That is a problem, because it is a highly questionable interpretation of the 'black-letter law'. And furthermore, it speaks to a lack of constitutional and democratic awareness among Police Scotland.

In that regard, we watched a video taken outside Holyrood, around a week before our event, where one of the police officers told someone that protest was "a qualified right". The police officer was suggesting that the right to protest is something that can be taken away for whatever reason (in this case, on "health grounds").

However, peaceful political protest is not "a qualified right".

In a democracy, peaceful political protest is (was?) an absolute right.

In a democracy, the right to peaceful political protest, and demonstration, represents an on-going counter-balance to the right of our democratically-elected lawmakers to make the law.

The correct approach – and the culture which should be encouraged in Police Scotland going forward – should be that when two people turn up to peacefully politically protest (which we contend is legal under the above-cited Regulations, or if a group of people turn up when these Regulations are lifted) then the Police should step back and go, "OK, go ahead, just behave yourselves!" That should be the end of it!

It is simply not good enough to elect people to Parliament if they subsequently set about depriving us of our rights to peacefully protest them!

How many of the MSPs inside the Chamber, voting away our right to free speech, gave any consideration to the irony of them doing so, while peaceful political protest to their law-making was being forbidden outside the Chamber?

In all of this, we should emphasise that it is important for political protest to be peaceful and respectful.

Protestors who insist on yelling in the faces of police officers, swearing at them, and chanting profanities are achieving nothing, while at the same time demonstrating to the world their bad upbringing, or mental issues, or both. They should not be surprised if some officers take unkindly to that sort of foolishness!

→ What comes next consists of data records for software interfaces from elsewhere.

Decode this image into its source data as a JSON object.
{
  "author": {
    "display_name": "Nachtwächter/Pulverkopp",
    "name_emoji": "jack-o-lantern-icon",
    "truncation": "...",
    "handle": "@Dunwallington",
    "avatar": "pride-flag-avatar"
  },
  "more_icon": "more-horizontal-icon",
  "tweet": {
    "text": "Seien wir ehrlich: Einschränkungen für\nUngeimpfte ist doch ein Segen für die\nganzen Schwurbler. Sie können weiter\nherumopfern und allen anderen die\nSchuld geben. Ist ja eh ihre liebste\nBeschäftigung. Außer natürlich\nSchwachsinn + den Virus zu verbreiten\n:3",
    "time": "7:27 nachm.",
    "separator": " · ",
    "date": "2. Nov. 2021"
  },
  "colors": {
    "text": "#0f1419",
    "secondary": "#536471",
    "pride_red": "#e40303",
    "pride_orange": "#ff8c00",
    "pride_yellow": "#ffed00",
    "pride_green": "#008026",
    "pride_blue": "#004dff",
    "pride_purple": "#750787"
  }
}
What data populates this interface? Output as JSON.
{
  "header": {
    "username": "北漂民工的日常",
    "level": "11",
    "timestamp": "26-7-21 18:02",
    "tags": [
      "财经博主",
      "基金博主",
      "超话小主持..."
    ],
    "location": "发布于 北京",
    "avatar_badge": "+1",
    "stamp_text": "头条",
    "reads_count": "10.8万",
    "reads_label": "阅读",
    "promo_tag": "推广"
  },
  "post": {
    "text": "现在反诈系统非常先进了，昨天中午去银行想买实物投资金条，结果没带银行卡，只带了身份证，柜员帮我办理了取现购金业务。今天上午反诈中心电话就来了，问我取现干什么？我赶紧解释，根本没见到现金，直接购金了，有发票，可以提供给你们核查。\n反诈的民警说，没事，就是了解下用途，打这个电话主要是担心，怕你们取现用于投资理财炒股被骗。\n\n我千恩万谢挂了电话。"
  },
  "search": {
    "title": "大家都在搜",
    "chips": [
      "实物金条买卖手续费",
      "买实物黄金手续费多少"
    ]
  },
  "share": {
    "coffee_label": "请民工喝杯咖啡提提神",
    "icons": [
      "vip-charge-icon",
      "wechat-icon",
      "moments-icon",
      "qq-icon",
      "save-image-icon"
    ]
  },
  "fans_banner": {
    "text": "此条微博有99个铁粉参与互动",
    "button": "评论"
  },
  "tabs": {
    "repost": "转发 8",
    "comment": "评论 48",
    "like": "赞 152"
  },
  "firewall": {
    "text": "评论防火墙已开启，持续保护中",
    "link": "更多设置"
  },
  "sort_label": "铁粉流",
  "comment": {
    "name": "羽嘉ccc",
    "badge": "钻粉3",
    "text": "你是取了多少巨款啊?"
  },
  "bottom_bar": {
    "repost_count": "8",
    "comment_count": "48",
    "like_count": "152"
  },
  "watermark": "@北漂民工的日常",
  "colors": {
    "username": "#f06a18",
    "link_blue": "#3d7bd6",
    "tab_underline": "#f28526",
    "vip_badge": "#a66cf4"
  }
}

What Can We Do About this Law?

It reflects badly upon Scotland that this Anti-Free Speech law has been passed. But what can we do about it now?